Anxiety is a complex process that manifests in different ways in different people. Some people fear being robbed, losing a job, making a mistake, or losing a loved-one, while others fear heights, insects, swimming in the ocean, the dark, or driving a car.
Anxiety is a permanent state of arousal of the sympathetic nervous system (SNS). The SNS response is necessary for survival. When we face danger, the SNS takes over. Our heart beat becomes faster, our mind becomes alert, and the faculties of thinking are inhibited. Our biochemistry prepares our body for fighting or fleeing. We are flooded with adrenaline and the stress hormone cortisol which places us in a state of heightened arousal and stress. Unfortunately, not only life-threatening situations cause a predominant activation of the SNS. Any situation that is subjectively perceived as challenging, frightening, or stressful causes a sympathetic predominance. Giving a presentation, an argument with your boss, jealousy, non-specific anxiety, fear, anger, … they all activate our SNS.
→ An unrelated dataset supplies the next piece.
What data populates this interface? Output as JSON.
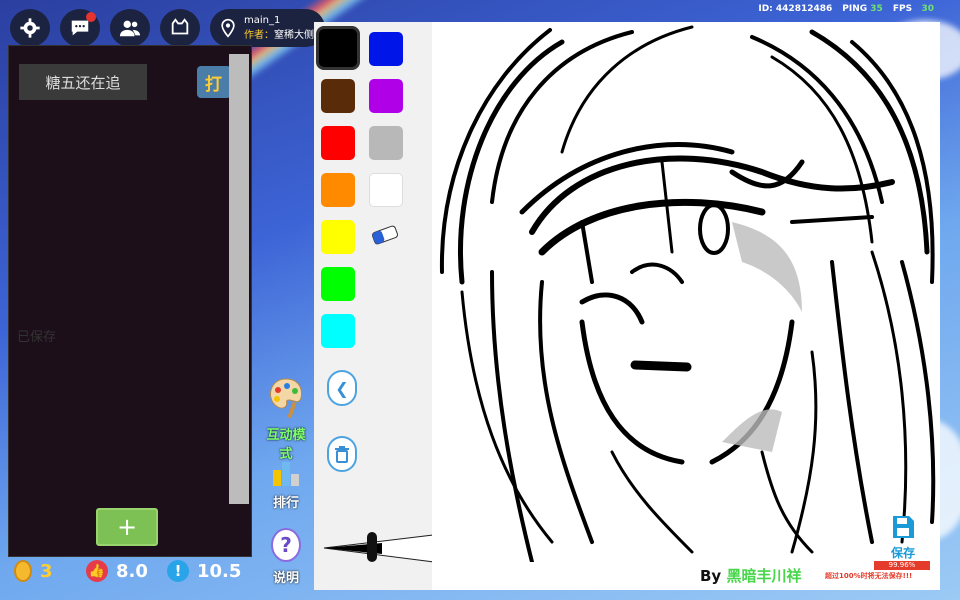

While it is important that we are well-adapted to react immediately to dangerous situations, a constant activation of the SNS is damaging in the long run. When the body is prepared to fight or flight, important functions for our well-being are suppressed. The inherent healing mechanisms of the body only work when we are relaxed, and the body can only recuperate when we find ourselves in a predominant parasympathetic activation. A chronic predominant activation of the SNS can cause severe health problems. The functioning of the immune system is supressed, and the body is not able to recover itself.
Taking care of your health means becoming aware of what activates your SNS ‘unnecessarily’ on a daily basis. You might be surprised to find that some things are causing you stress that you weren’t aware of. Perhaps it is a job, jealousy, the fear of your partner leaving you, financial insecurity, or a lack of clear vision of the future. If you are feeling anxious about a relationship, this could keep you in a permanent fight-or-flight mode, and in the long run affect your health and emotional well-being. Whatever it is, it is important to identify how life events are influencing you on a daily basis.
Unfortunately, we find that many people lack the skills of bringing harmony into their bodies in spite of developing an awareness of their problems. Perhaps you are working on a job. You know that it doesn’t matter whether you finish your project today or next week, yet you put pressure on yourself and experience stress. Perhaps you are feeling jealous. You know that there is no need to feel jealous because you have an amazing and trustworthy partner. Your mind is telling you that you are being irrational and that everything is ok, yet you feel adrenalin in your veins and your body is in fear. These are examples of situations where there is a dissociation between the rational mind and the embodied mind.
The embodied mind is fed by physiological data and can sometimes have a mind of its own. In such a situation, it doesn’t matter how much you try to convince yourself that everything is ok. The knowledge of your body is telling you that you aren’t safe. While the origin of this dissociation can lie in trauma, negative experiences, or a lack of awareness, it is often hard to change the problem at the mental level. The mind already knows that everything is ok, the problem lies in the physiology.
If there is a problem in the thinking process, it can be helpful to address the mind and do psychological work. However, when the problem lies in the physiological response, like in the situations above, yoga gives us practical tools to change our physiological response. The right therapeutic yoga practices give us an approach from down-up. We start with altering the biochemistry of the body to alter our nervous system, brain, and mind.
A dissociation between the rational and physiological response can leave us in unnecessary and extended periods of sympathetic arousal that over time suppress our immune system and damage our health. If you recognize yourself in this, know that you can use specific therapeutic yoga practices to balance your nervous system. Training the autonomous nervous system educates our bodies in how to appropriately respond to the daily life challenges. A well-trained nervous system is able to recognize danger and react appropriately, and able to relax when there is no danger.
A very simple way to train your nervous system is by choosing a relatively easy asana and to hold it for a long period of time. Sooner or later you will get very uncomfortable and perhaps even feel angry. In that moment, breathe deeply and focus on your exhalations. Continue to hold the posture until you get your ‘second wind’ and become entirely comfortable again. If you are able to move through this challenge and suddenly feel like you could hold the posture forever, your body trains itself to feel perfectly at ease in stressful situations.